• _DATASET EXTRACT_
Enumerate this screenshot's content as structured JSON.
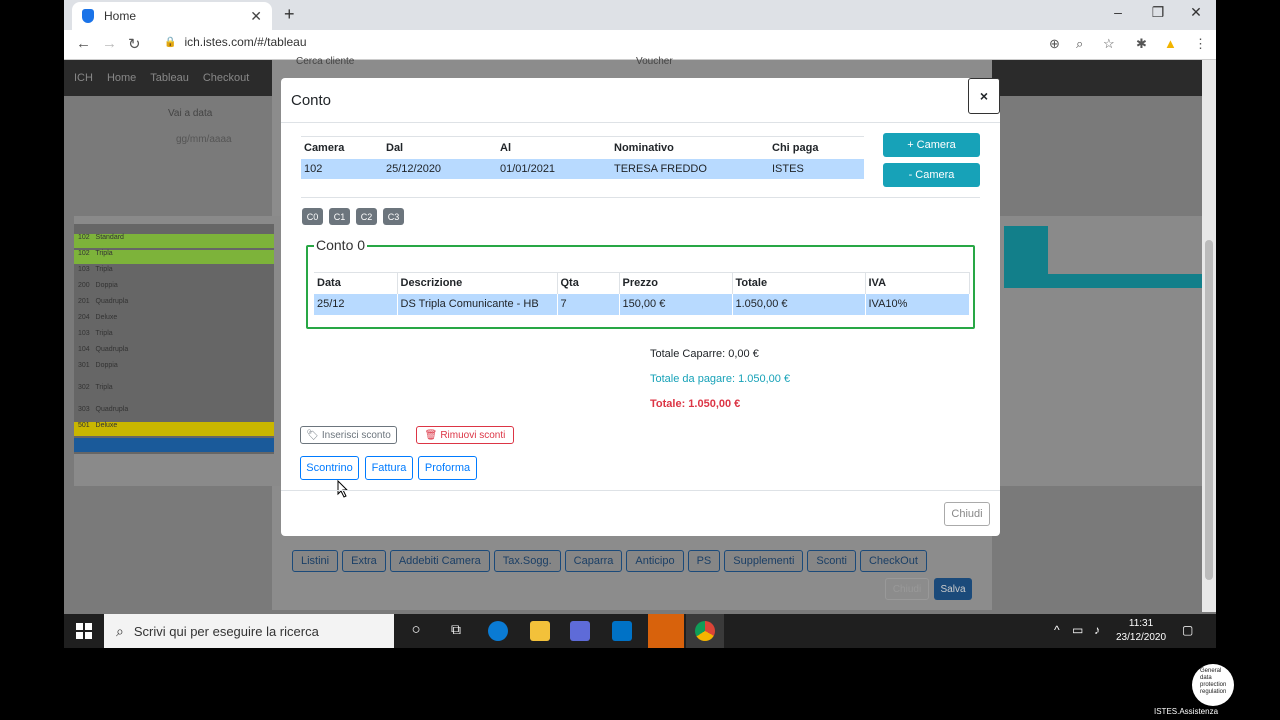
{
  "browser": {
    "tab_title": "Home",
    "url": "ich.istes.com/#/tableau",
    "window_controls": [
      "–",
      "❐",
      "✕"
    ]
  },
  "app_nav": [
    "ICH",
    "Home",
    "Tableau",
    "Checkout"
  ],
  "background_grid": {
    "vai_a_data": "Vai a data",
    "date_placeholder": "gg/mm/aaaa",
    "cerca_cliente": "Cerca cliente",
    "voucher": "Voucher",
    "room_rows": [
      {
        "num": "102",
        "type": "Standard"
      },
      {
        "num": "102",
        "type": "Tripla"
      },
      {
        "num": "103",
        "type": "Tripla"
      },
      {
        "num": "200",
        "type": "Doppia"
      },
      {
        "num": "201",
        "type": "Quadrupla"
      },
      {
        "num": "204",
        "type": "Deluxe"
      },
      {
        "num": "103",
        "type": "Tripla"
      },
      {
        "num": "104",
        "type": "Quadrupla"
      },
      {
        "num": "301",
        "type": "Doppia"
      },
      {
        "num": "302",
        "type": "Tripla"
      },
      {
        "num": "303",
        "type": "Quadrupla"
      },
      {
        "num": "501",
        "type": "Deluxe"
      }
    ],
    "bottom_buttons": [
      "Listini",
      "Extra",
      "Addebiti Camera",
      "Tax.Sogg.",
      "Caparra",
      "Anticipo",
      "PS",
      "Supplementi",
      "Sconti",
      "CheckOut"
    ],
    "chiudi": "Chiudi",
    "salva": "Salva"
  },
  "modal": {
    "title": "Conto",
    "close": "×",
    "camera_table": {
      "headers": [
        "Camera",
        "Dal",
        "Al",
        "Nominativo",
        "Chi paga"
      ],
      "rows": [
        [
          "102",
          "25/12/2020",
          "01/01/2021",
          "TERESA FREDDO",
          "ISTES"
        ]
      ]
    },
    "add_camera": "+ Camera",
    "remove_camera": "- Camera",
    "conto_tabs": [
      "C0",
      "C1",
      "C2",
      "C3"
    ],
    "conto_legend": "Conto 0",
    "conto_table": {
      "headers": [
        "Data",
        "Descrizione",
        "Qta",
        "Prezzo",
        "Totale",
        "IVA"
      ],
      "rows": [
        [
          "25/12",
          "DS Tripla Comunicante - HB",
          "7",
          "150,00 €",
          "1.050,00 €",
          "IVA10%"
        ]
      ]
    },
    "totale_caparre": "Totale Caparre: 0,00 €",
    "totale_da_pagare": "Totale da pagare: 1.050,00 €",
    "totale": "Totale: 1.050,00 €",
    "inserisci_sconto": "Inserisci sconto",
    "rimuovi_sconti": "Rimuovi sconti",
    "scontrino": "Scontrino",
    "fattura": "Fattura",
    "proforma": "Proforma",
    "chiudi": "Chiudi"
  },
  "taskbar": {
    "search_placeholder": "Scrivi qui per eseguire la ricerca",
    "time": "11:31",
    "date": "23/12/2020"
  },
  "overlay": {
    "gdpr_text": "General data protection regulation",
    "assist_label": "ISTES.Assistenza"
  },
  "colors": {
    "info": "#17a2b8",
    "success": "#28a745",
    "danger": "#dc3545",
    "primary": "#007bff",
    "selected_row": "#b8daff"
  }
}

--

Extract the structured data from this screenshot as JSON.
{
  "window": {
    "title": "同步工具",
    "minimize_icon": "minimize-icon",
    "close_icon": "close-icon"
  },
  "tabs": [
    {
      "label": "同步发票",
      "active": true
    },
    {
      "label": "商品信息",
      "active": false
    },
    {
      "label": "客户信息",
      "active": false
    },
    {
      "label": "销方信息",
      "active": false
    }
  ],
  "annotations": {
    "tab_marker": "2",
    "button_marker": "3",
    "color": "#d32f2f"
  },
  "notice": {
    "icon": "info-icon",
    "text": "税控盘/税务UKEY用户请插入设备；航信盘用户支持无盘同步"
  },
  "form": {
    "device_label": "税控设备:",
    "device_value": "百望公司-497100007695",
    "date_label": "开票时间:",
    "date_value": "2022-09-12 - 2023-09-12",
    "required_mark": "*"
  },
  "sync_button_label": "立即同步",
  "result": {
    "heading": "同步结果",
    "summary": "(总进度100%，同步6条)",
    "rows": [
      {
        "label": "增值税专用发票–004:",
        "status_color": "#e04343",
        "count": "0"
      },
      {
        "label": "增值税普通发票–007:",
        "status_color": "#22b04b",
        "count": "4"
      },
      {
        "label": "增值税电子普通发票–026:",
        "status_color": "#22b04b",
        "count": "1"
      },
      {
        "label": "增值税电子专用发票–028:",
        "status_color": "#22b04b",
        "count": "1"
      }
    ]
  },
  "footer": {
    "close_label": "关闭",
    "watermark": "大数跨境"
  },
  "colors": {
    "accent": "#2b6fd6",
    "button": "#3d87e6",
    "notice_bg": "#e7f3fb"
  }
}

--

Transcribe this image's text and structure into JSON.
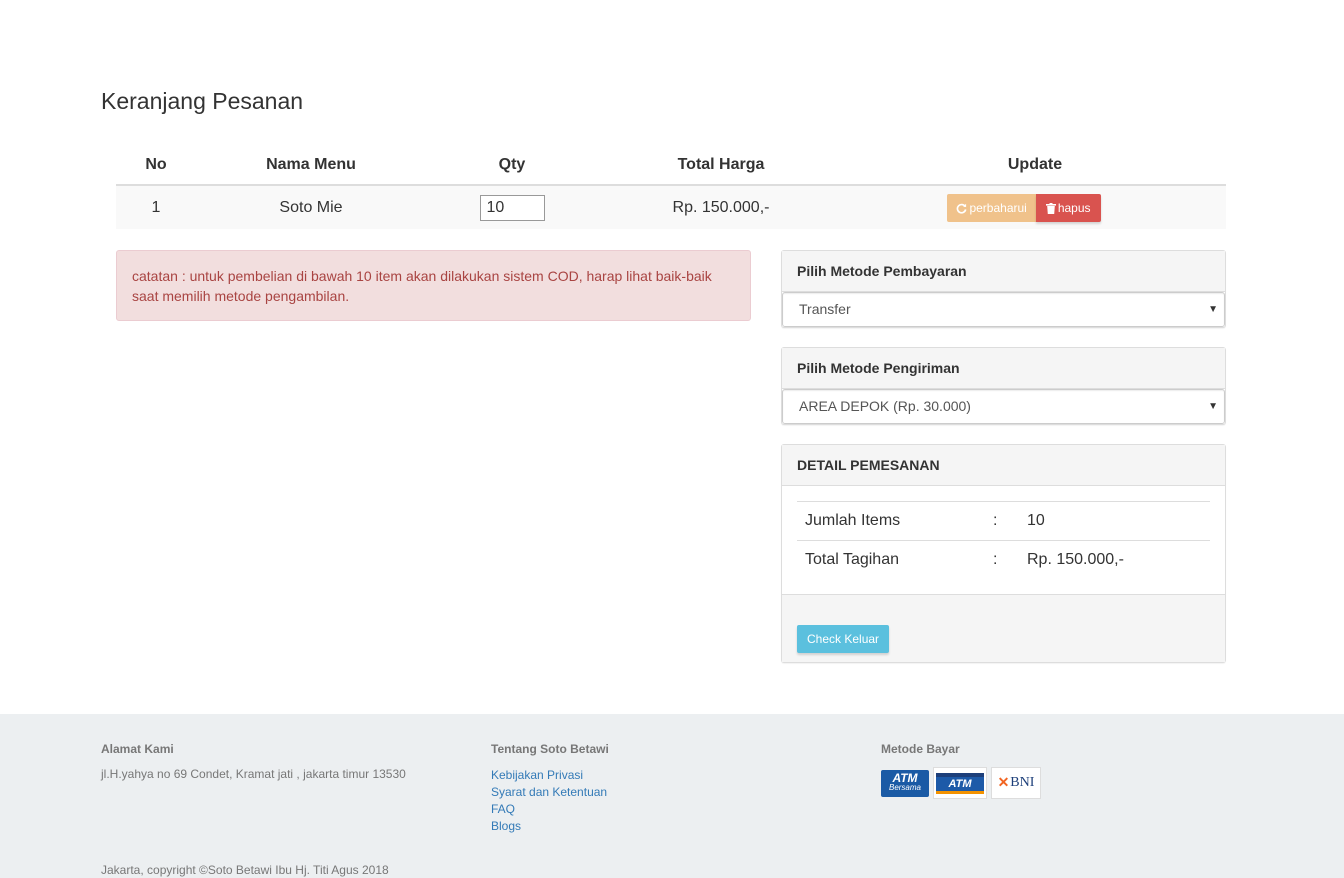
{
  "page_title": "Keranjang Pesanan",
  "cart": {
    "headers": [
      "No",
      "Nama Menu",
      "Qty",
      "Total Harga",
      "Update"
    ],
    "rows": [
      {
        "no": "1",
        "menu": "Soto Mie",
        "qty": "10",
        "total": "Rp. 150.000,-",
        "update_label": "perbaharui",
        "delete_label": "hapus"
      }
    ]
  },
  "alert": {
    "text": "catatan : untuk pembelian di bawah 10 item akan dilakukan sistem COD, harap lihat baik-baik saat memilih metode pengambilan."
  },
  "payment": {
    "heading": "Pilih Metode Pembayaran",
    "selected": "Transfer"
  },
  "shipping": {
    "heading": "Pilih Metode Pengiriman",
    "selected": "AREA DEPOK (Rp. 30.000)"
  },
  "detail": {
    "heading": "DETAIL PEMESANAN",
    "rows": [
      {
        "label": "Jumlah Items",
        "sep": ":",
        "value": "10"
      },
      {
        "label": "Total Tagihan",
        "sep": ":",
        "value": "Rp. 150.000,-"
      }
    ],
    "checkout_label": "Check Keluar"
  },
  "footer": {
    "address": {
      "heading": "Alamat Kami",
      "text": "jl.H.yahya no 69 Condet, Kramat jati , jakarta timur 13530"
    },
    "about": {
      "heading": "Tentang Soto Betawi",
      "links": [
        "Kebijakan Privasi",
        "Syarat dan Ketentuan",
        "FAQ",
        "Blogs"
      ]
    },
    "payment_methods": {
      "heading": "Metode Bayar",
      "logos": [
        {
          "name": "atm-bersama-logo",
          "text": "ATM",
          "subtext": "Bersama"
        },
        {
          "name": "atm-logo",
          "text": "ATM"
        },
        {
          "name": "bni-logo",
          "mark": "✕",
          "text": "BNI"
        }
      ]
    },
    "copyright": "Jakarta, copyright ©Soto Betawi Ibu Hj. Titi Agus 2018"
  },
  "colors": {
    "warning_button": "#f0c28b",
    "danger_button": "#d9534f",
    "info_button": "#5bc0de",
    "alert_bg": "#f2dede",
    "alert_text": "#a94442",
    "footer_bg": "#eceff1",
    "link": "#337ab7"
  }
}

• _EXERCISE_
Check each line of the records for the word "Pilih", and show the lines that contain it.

• _WRITTEN REPLY_
    "heading": "Pilih Metode Pembayaran",
    "heading": "Pilih Metode Pengiriman",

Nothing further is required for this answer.